Until 2014, all work orders in the Kingsport Wastewater Department were done on paper. Jobs were entered into the old computer system and printed out, along with corresponding maps. At the start of each workday, supervisors handed the paperwork over to field crews and explained the tasks. At the end of the day, workers turned in written reports for foremen to review and prioritize. That information had to be processed and entered back into the system.
“A lot of hands touched it and it took a long time for information to get back,” remembers Kristen Steach, wastewater technical services coordinator. This was especially problematic when a map needed to be corrected or updated. Crews would note revisions on the paper map then hand it off to Steach. She would draw the corrections in electronically and send it over to the government GIS team to update the mapping system. Sometimes, details got lost or misinterpreted along the way resulting in inaccurate maps that were frustrating to the field crews.
The public works team ditched the paper-based system and implemented Cartegraph in December of 2014. They quickly realized the value of the water utility software when—a few weeks after going live—a sanitary sewer overflowed near a high school running track.
This time, Cartegraph facilitated immediate action. “It was our very first work order,” says Steach. The team used Cartegraph for iPad to log every task—from the initial response to the CCTV inspection to the cleanup and repair. Meanwhile, supervisors were able to track progress in real-time from the office. “It was good to be able to see everything graphically on screen and know everything got handled; nothing was forgotten in the shuffle of paperwork.”

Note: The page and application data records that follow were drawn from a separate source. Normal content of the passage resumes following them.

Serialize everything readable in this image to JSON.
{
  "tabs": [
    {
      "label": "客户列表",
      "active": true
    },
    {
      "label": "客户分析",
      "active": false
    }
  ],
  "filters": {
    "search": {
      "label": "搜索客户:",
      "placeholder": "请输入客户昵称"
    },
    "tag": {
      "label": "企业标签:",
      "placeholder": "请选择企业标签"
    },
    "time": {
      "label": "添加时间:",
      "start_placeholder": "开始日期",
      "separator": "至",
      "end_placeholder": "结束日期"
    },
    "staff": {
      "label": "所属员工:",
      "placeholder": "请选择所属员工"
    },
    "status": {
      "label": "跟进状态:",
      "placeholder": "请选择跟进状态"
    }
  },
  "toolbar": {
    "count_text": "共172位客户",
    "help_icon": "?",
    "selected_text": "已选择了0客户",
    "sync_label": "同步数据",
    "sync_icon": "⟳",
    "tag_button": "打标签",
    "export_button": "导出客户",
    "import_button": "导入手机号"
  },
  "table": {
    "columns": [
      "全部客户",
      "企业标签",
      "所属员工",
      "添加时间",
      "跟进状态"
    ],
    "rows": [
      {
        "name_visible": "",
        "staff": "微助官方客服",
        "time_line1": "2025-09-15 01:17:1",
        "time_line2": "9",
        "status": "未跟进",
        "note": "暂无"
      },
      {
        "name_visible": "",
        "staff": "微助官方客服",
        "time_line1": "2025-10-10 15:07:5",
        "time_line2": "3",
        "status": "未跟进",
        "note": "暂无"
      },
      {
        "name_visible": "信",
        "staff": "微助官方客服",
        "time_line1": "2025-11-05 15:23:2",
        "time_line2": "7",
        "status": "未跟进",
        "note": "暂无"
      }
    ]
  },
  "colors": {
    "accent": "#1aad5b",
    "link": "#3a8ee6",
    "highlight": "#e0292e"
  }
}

This was the second occurrence within the year, raising several questions: why did it happen again? Had proper repairs been made? Was it the ongoing impact of an industrial contributor upstream? Further investigation revealed that some of the follow-up work on the first overflow had been delayed in the stacks of tasks waiting to be prioritized.
Once the job was completed, Steach could easily pull a report showing that the work order entailed 26 tasks at a cost of $6,727. “Upper management can see the true cost of following up on every item,” she says. “It’s interesting for the field crews to know the exact value of their time and efforts too. They’ve never had access to that information before.”
In less than a year of using Cartegraph, Kingsport’s wastewater department is seeing positive results across the board.
Time saved. “Using the iPads has really streamlined the information exchange in the morning and afternoon process,” Steach says. “It used to take a half an hour or more to hand out daily assignments. Now, the crews come in, the foremen already have their tasks lined up in the iPads, and they’re off.”
Simplified scheduling. Real-time data allows foremen to monitor progress throughout the day and schedule upcoming work without repeated phone calls. At the end of the day, they don’t need to wade through piles of reports or rely on remembering details of conversations. All tasks are entered into the system so nothing is forgotten.
Accurate, up-to-date mapping. The process of marking revisions on paper and passing it off to get updated in the computer is no longer necessary. With the connection between Cartegraph and ArcGIS, corrections can be made from out in the field when the inaccuracies are discovered.
Quick-reference data. Managers have data at their fingertips for budgeting, managing workloads, and other activities. For a conference presentation, Steach quickly pulled the average cost per foot of sewer line for cleaning and for CCTV. It’s also easy to look up production numbers and evaluate efficiencies for making decisions about performing work in-house or contracting it out, she says.
Field worker engagement. When they encounter an issue on the job, field workers can use the iPads to check the asset history, see exactly what work has already been done, and more quickly identify the cause. Steach notes that with a better understanding of the bigger picture crews can provide valued input, leading them to take ownership of the process and create tasks themselves. “I’ve seen good changes in a lot of people. They’re honestly excited about it.”
Planning future work. Instead of being tossed onto a growing paper stack, lower priority jobs can be scheduled into available slots. “We’ve laid out work in some cases for a year or two,” says Steach. “We also have some tasks on recurring work orders so we don’t need to recreate them all the time.” The next step will be adding preventive maintenance schedules to the system.